> _INSTRUCTIONS FOR THE TASK_
Please repeat each of the records that follow, exactly as written.

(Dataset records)
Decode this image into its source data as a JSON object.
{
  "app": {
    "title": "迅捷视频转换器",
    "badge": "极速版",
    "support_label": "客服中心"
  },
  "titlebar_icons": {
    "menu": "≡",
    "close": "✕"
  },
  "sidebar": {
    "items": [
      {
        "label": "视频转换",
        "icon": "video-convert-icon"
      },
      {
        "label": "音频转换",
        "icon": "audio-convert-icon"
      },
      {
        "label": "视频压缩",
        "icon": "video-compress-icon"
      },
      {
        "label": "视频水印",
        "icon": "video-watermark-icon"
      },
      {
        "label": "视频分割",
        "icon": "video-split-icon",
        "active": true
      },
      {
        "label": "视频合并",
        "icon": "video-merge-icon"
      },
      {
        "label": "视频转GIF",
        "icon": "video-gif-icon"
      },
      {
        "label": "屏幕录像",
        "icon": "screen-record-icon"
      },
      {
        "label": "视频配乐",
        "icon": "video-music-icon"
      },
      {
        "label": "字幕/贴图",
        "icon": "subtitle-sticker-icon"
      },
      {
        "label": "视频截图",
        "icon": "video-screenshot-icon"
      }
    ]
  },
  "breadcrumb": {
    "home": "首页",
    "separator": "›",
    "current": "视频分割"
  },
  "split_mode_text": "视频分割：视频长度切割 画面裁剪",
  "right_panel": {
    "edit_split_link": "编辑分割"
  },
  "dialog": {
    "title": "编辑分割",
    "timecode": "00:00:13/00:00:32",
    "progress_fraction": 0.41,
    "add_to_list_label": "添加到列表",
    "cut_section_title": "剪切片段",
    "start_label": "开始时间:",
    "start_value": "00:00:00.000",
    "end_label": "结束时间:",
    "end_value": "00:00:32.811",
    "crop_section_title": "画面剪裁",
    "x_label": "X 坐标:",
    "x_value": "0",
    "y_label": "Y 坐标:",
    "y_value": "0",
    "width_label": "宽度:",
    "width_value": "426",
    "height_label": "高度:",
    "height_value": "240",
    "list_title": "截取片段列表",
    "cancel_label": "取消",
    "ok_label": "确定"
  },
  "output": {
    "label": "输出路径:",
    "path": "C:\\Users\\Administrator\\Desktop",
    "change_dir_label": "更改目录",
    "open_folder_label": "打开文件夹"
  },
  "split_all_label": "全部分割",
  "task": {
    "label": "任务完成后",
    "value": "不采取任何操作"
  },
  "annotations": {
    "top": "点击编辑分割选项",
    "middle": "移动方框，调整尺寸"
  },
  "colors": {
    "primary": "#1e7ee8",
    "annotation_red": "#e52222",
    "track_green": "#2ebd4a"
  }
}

> _COMPLETED EXERCISE_
Decode this image into its source data as a JSON object.
{
  "app": {
    "title": "迅捷视频转换器",
    "badge": "极速版",
    "support_label": "客服中心"
  },
  "titlebar_icons": {
    "menu": "≡",
    "close": "✕"
  },
  "sidebar": {
    "items": [
      {
        "label": "视频转换",
        "icon": "video-convert-icon"
      },
      {
        "label": "音频转换",
        "icon": "audio-convert-icon"
      },
      {
        "label": "视频压缩",
        "icon": "video-compress-icon"
      },
      {
        "label": "视频水印",
        "icon": "video-watermark-icon"
      },
      {
        "label": "视频分割",
        "icon": "video-split-icon",
        "active": true
      },
      {
        "label": "视频合并",
        "icon": "video-merge-icon"
      },
      {
        "label": "视频转GIF",
        "icon": "video-gif-icon"
      },
      {
        "label": "屏幕录像",
        "icon": "screen-record-icon"
      },
      {
        "label": "视频配乐",
        "icon": "video-music-icon"
      },
      {
        "label": "字幕/贴图",
        "icon": "subtitle-sticker-icon"
      },
      {
        "label": "视频截图",
        "icon": "video-screenshot-icon"
      }
    ]
  },
  "breadcrumb": {
    "home": "首页",
    "separator": "›",
    "current": "视频分割"
  },
  "split_mode_text": "视频分割：视频长度切割 画面裁剪",
  "right_panel": {
    "edit_split_link": "编辑分割"
  },
  "dialog": {
    "title": "编辑分割",
    "timecode": "00:00:13/00:00:32",
    "progress_fraction": 0.41,
    "add_to_list_label": "添加到列表",
    "cut_section_title": "剪切片段",
    "start_label": "开始时间:",
    "start_value": "00:00:00.000",
    "end_label": "结束时间:",
    "end_value": "00:00:32.811",
    "crop_section_title": "画面剪裁",
    "x_label": "X 坐标:",
    "x_value": "0",
    "y_label": "Y 坐标:",
    "y_value": "0",
    "width_label": "宽度:",
    "width_value": "426",
    "height_label": "高度:",
    "height_value": "240",
    "list_title": "截取片段列表",
    "cancel_label": "取消",
    "ok_label": "确定"
  },
  "output": {
    "label": "输出路径:",
    "path": "C:\\Users\\Administrator\\Desktop",
    "change_dir_label": "更改目录",
    "open_folder_label": "打开文件夹"
  },
  "split_all_label": "全部分割",
  "task": {
    "label": "任务完成后",
    "value": "不采取任何操作"
  },
  "annotations": {
    "top": "点击编辑分割选项",
    "middle": "移动方框，调整尺寸"
  },
  "colors": {
    "primary": "#1e7ee8",
    "annotation_red": "#e52222",
    "track_green": "#2ebd4a"
  }
}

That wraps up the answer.